hNP1_Electrophysiology

Images: Sodium channel activity in differentiated hNP cells was measured using whole cell voltage clamp. 81 total hNP cells cultured in the absence of bFGF from 4 to 27 days were analyzed. Of these, 34 exhibited no fast inward currents in response to a step depolarization indicating the 348 absence of functional voltage gated sodium channels (Figure 4G). The remaining cells yielded between 0.04 – 1.5 nA of inward current in response to the step depolarization (Figures 4B and 4G). These currents inactivated rapidly in all cases (Figures 4B and 4C) and could be abolished with the addition of 1 μM TTX (n = 3 cells; Figure 4C). Voltage-dependent steady state inactivation (n = 11 cells; Figure 4D) and recovery from fast inactivation (n = 5 cells; Figure 4E) were also observed on several positive cells. A subset of these cells was subjected to current clamp and action potentials were elicited by current injection (n = 8 cells, Figure 4F). In support of this, increasing concentrations of a sodium channel activator veratridine in a FLIPR assay on differentiated hNP cells show an increasing calcium response (Figure 4H). This probably resulted from voltage-gated sodium channel depolarization of cells that subsequently allowed calcium influx through calcium channels. These data indicate that differentiation of hNP cells by removal of bFGF can lead to a neuronal cell that can generate action potentials and depolarize the cell. The 58% hit rate for voltage-gated sodium channel function (Figure 4G), does not reflect the true proportion of sodium channel positive cells in our differentiated hNP cells, but rather our ability to morphologically distinguish these cells from negative cells by eye. An example of the morphology of a sodium channel positive cell is shown in Figure 4A. The positive cells were phase bright with a few long processes.
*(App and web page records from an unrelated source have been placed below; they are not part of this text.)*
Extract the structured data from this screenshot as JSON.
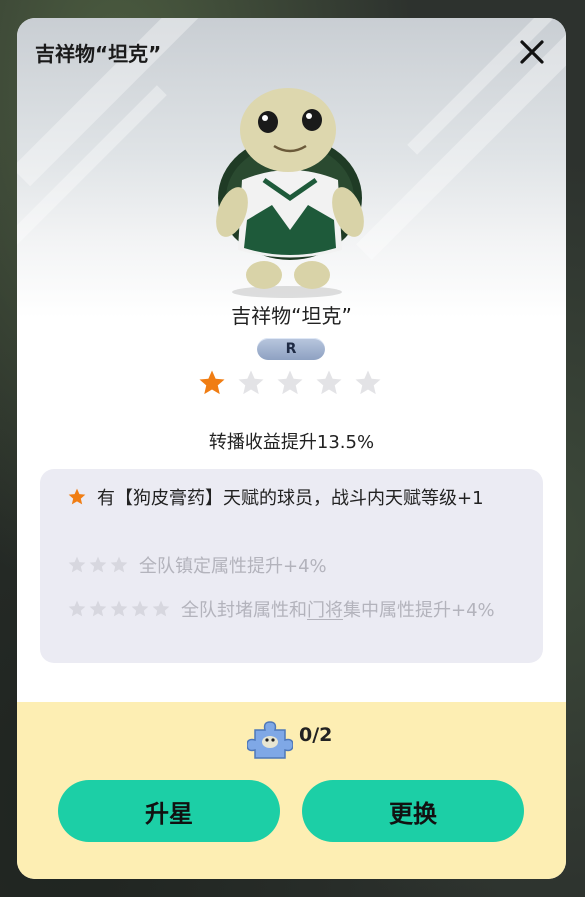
{
  "dialog": {
    "title": "吉祥物“坦克”",
    "mascot_name": "吉祥物“坦克”",
    "rarity_badge": "R",
    "star_level": 1,
    "star_max": 5,
    "bonus_text": "转播收益提升13.5%"
  },
  "perks": [
    {
      "stars": 1,
      "text": "有【狗皮膏药】天赋的球员，战斗内天赋等级+1",
      "active": true
    },
    {
      "stars": 3,
      "text": "全队镇定属性提升+4%",
      "active": false
    },
    {
      "stars": 5,
      "text_a": "全队封堵属性和",
      "text_link": "门将",
      "text_b": "集中属性提升+4%",
      "active": false
    }
  ],
  "fragment": {
    "count_text": "0/2",
    "icon": "puzzle-piece-icon"
  },
  "buttons": {
    "upgrade_label": "升星",
    "replace_label": "更换"
  },
  "colors": {
    "accent": "#1ccfa6",
    "star_active": "#f07d13",
    "star_inactive": "#e3e3e6",
    "bottom_bg": "#fdeeb3"
  }
}
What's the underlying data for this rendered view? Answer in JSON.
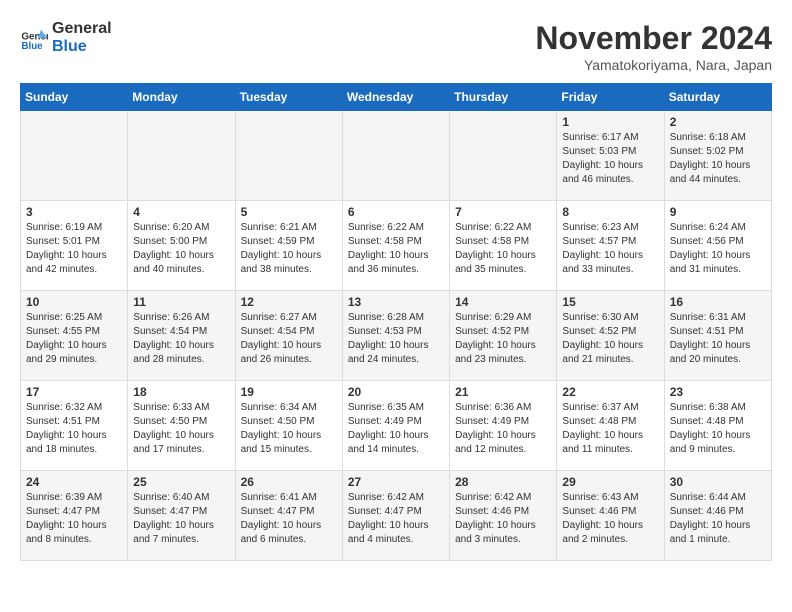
{
  "logo": {
    "line1": "General",
    "line2": "Blue"
  },
  "title": "November 2024",
  "subtitle": "Yamatokoriyama, Nara, Japan",
  "days_of_week": [
    "Sunday",
    "Monday",
    "Tuesday",
    "Wednesday",
    "Thursday",
    "Friday",
    "Saturday"
  ],
  "weeks": [
    [
      {
        "day": "",
        "info": ""
      },
      {
        "day": "",
        "info": ""
      },
      {
        "day": "",
        "info": ""
      },
      {
        "day": "",
        "info": ""
      },
      {
        "day": "",
        "info": ""
      },
      {
        "day": "1",
        "info": "Sunrise: 6:17 AM\nSunset: 5:03 PM\nDaylight: 10 hours and 46 minutes."
      },
      {
        "day": "2",
        "info": "Sunrise: 6:18 AM\nSunset: 5:02 PM\nDaylight: 10 hours and 44 minutes."
      }
    ],
    [
      {
        "day": "3",
        "info": "Sunrise: 6:19 AM\nSunset: 5:01 PM\nDaylight: 10 hours and 42 minutes."
      },
      {
        "day": "4",
        "info": "Sunrise: 6:20 AM\nSunset: 5:00 PM\nDaylight: 10 hours and 40 minutes."
      },
      {
        "day": "5",
        "info": "Sunrise: 6:21 AM\nSunset: 4:59 PM\nDaylight: 10 hours and 38 minutes."
      },
      {
        "day": "6",
        "info": "Sunrise: 6:22 AM\nSunset: 4:58 PM\nDaylight: 10 hours and 36 minutes."
      },
      {
        "day": "7",
        "info": "Sunrise: 6:22 AM\nSunset: 4:58 PM\nDaylight: 10 hours and 35 minutes."
      },
      {
        "day": "8",
        "info": "Sunrise: 6:23 AM\nSunset: 4:57 PM\nDaylight: 10 hours and 33 minutes."
      },
      {
        "day": "9",
        "info": "Sunrise: 6:24 AM\nSunset: 4:56 PM\nDaylight: 10 hours and 31 minutes."
      }
    ],
    [
      {
        "day": "10",
        "info": "Sunrise: 6:25 AM\nSunset: 4:55 PM\nDaylight: 10 hours and 29 minutes."
      },
      {
        "day": "11",
        "info": "Sunrise: 6:26 AM\nSunset: 4:54 PM\nDaylight: 10 hours and 28 minutes."
      },
      {
        "day": "12",
        "info": "Sunrise: 6:27 AM\nSunset: 4:54 PM\nDaylight: 10 hours and 26 minutes."
      },
      {
        "day": "13",
        "info": "Sunrise: 6:28 AM\nSunset: 4:53 PM\nDaylight: 10 hours and 24 minutes."
      },
      {
        "day": "14",
        "info": "Sunrise: 6:29 AM\nSunset: 4:52 PM\nDaylight: 10 hours and 23 minutes."
      },
      {
        "day": "15",
        "info": "Sunrise: 6:30 AM\nSunset: 4:52 PM\nDaylight: 10 hours and 21 minutes."
      },
      {
        "day": "16",
        "info": "Sunrise: 6:31 AM\nSunset: 4:51 PM\nDaylight: 10 hours and 20 minutes."
      }
    ],
    [
      {
        "day": "17",
        "info": "Sunrise: 6:32 AM\nSunset: 4:51 PM\nDaylight: 10 hours and 18 minutes."
      },
      {
        "day": "18",
        "info": "Sunrise: 6:33 AM\nSunset: 4:50 PM\nDaylight: 10 hours and 17 minutes."
      },
      {
        "day": "19",
        "info": "Sunrise: 6:34 AM\nSunset: 4:50 PM\nDaylight: 10 hours and 15 minutes."
      },
      {
        "day": "20",
        "info": "Sunrise: 6:35 AM\nSunset: 4:49 PM\nDaylight: 10 hours and 14 minutes."
      },
      {
        "day": "21",
        "info": "Sunrise: 6:36 AM\nSunset: 4:49 PM\nDaylight: 10 hours and 12 minutes."
      },
      {
        "day": "22",
        "info": "Sunrise: 6:37 AM\nSunset: 4:48 PM\nDaylight: 10 hours and 11 minutes."
      },
      {
        "day": "23",
        "info": "Sunrise: 6:38 AM\nSunset: 4:48 PM\nDaylight: 10 hours and 9 minutes."
      }
    ],
    [
      {
        "day": "24",
        "info": "Sunrise: 6:39 AM\nSunset: 4:47 PM\nDaylight: 10 hours and 8 minutes."
      },
      {
        "day": "25",
        "info": "Sunrise: 6:40 AM\nSunset: 4:47 PM\nDaylight: 10 hours and 7 minutes."
      },
      {
        "day": "26",
        "info": "Sunrise: 6:41 AM\nSunset: 4:47 PM\nDaylight: 10 hours and 6 minutes."
      },
      {
        "day": "27",
        "info": "Sunrise: 6:42 AM\nSunset: 4:47 PM\nDaylight: 10 hours and 4 minutes."
      },
      {
        "day": "28",
        "info": "Sunrise: 6:42 AM\nSunset: 4:46 PM\nDaylight: 10 hours and 3 minutes."
      },
      {
        "day": "29",
        "info": "Sunrise: 6:43 AM\nSunset: 4:46 PM\nDaylight: 10 hours and 2 minutes."
      },
      {
        "day": "30",
        "info": "Sunrise: 6:44 AM\nSunset: 4:46 PM\nDaylight: 10 hours and 1 minute."
      }
    ]
  ]
}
Dr. Steve Stice to Present the Power of StemEZ Neural Cells

STEMEZ hN2 Primary Human Neurons

STEMEZ hN2 Primary Human Neurons
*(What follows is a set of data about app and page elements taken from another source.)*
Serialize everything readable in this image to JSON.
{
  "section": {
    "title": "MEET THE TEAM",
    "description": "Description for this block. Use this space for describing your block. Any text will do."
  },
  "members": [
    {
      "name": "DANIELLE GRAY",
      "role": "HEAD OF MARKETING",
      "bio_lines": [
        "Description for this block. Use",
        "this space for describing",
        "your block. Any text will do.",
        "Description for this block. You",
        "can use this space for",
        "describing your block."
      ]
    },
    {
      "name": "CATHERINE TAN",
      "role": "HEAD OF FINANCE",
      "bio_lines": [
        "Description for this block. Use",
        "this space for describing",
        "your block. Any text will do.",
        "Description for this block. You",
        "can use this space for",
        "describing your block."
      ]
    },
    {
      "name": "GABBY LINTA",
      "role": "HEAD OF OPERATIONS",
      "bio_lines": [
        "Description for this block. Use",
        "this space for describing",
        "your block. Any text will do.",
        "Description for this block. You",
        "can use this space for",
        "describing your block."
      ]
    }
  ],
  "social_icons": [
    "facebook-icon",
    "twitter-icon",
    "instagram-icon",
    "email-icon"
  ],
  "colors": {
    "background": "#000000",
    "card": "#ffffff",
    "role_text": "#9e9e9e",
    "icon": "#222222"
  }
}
I have profiled Steve Stice’s research here. The focus has been the excellent research results he and his team at ArunA Biomedical have generated with STEMEZ(TM) hN2 Human Neurons and hNP1 Human Neural Progenitors.

The story continues. He will be presenting the latest at the 9th Annual World Pharmaceutical Congress in Philadelphia, June 14. Topics include: using these neural cell lines to study neurotoxicity in cell-based assays and disease modeling.  Recent work conducted in outside laboratories demonstrates that these lines are more sensitive to environmental toxicants than traditional cellular models.

Sample high throughput assay applications:

  • Cell morphology and neurite outgrowth
  • Cell signaling and transcription factor expression
  • Receptor and ion channel function
  • Cytotoxicity
  • Apoptosis, genotoxicity and DNA damage

These capabilities has been confirmed by our customers. I look for the use of the STEMEZ cell lines to continue to grow as researchers discover their value in Drug Discovery and Basic Neuroscience capabilities.